▸ Records supplied

◇ ◇ ◇ ◇ ◇ ◇ ◇

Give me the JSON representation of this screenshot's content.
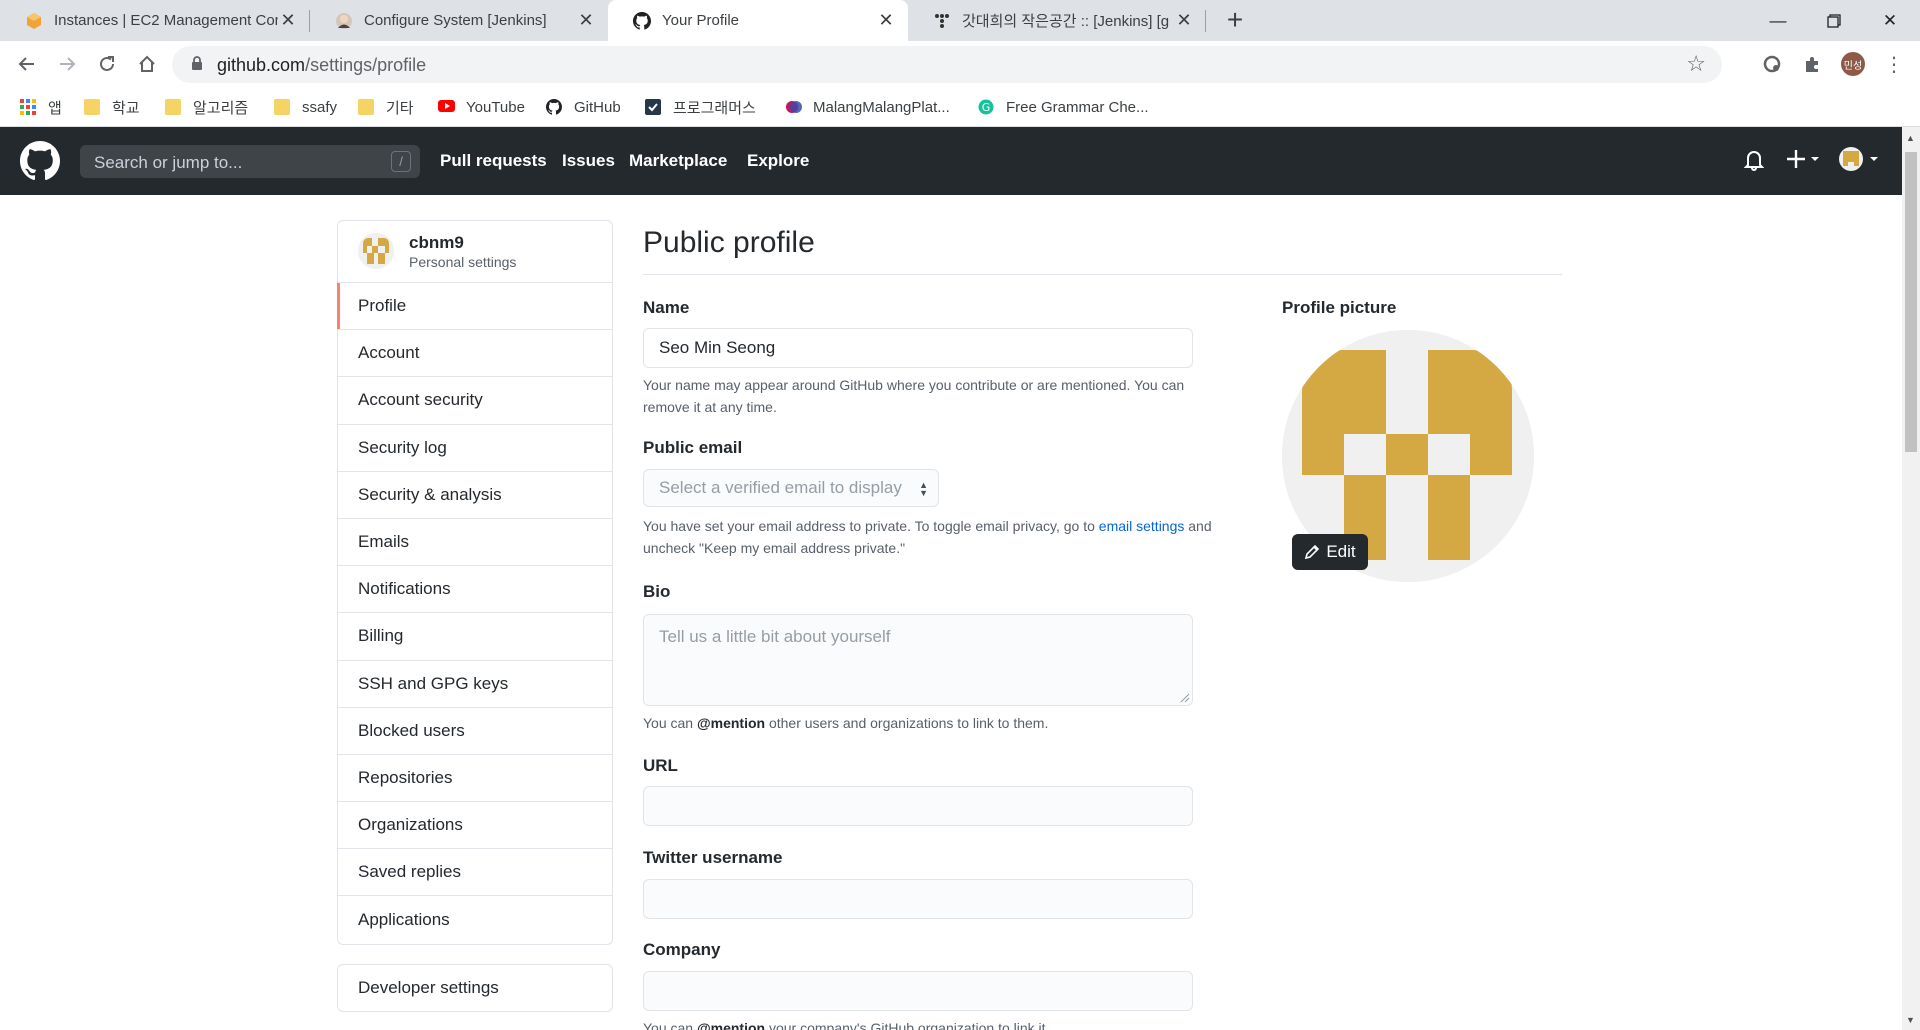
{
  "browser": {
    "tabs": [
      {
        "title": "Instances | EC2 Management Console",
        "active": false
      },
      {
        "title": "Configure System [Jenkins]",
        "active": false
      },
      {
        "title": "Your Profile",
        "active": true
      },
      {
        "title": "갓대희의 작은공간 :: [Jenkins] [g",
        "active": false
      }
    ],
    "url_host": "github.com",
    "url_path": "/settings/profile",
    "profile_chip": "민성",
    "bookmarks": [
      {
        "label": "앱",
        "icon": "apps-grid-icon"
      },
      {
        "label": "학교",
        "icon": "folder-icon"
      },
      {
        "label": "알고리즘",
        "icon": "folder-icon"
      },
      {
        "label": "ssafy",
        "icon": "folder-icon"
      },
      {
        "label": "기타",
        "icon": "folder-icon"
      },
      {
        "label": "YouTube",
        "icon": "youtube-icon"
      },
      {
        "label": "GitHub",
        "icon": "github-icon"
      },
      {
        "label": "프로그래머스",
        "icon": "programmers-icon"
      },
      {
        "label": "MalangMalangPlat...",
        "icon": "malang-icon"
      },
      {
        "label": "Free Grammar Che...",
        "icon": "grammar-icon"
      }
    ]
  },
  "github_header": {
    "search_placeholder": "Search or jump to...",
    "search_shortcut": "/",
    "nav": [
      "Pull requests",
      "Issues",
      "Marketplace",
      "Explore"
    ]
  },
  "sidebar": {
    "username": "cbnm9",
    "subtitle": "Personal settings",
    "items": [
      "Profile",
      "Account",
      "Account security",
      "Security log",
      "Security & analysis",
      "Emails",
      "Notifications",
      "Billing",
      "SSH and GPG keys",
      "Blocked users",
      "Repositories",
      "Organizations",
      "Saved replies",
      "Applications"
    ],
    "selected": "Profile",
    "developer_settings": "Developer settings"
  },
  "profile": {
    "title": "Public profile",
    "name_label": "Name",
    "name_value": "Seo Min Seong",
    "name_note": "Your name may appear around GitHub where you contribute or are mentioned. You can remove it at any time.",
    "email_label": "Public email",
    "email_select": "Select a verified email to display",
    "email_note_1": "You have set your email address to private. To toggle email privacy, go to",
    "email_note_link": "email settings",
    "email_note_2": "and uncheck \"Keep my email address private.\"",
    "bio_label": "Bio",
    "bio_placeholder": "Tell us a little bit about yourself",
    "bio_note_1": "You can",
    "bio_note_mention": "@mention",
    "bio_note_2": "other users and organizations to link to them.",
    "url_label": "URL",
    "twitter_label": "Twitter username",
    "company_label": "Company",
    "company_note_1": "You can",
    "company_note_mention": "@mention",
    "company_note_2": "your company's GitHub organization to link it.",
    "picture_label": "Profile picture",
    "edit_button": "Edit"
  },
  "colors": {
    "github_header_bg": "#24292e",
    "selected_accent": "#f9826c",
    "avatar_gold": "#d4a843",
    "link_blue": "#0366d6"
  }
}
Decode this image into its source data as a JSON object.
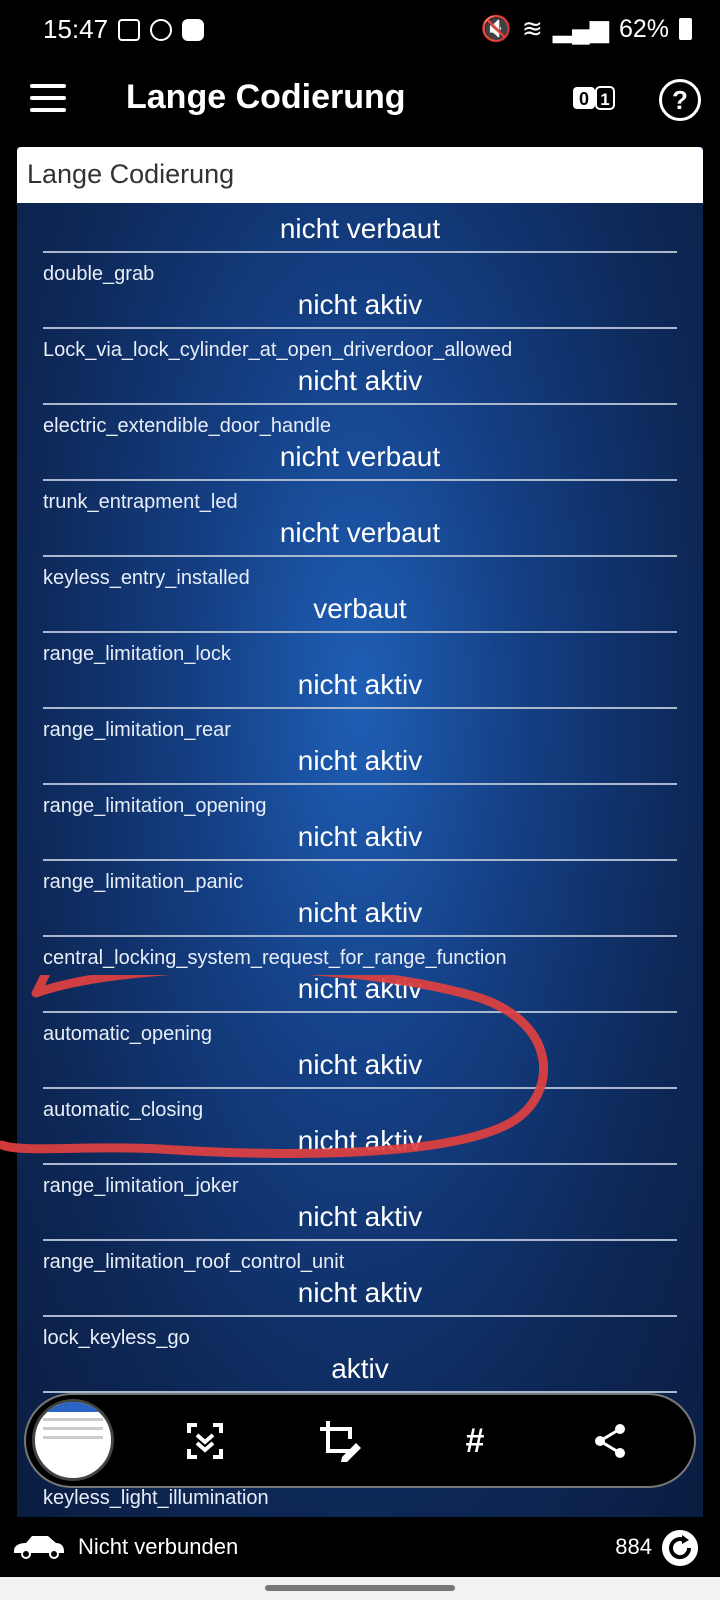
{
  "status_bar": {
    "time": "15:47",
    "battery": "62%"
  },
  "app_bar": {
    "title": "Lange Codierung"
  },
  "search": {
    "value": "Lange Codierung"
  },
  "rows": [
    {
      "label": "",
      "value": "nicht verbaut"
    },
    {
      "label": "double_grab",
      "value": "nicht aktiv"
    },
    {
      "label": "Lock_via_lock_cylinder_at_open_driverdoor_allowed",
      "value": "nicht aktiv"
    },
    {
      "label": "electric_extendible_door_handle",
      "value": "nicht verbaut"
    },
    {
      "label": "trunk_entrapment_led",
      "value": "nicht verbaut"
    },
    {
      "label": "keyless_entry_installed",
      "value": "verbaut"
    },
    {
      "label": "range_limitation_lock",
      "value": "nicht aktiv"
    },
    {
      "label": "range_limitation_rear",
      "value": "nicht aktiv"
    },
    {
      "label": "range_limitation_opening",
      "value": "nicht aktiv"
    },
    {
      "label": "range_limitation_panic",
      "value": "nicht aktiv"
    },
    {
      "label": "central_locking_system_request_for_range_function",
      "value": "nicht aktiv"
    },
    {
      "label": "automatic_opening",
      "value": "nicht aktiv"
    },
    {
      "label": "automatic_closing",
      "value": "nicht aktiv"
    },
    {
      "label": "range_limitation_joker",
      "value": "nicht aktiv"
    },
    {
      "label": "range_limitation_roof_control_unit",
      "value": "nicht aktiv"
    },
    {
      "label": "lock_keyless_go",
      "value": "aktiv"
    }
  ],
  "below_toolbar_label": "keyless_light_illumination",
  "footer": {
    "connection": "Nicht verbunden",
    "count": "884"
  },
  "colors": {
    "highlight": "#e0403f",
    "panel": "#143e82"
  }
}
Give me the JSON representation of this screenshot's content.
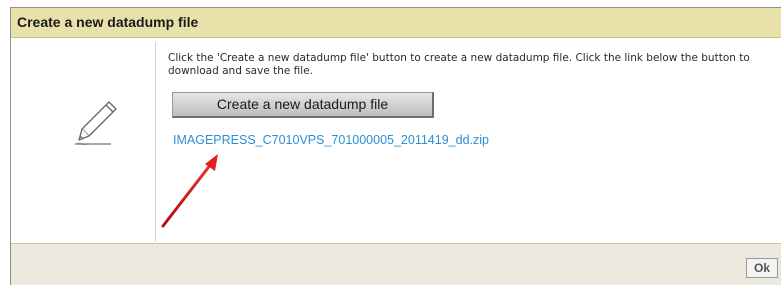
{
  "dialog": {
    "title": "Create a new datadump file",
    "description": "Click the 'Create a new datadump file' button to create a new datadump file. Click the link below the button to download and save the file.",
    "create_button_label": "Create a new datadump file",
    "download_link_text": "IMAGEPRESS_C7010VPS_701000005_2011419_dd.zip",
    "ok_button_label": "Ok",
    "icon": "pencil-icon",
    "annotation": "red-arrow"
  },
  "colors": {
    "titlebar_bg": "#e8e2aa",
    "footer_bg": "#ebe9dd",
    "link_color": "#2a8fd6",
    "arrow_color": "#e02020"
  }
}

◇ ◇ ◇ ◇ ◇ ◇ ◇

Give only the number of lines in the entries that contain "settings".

▸ Response below
4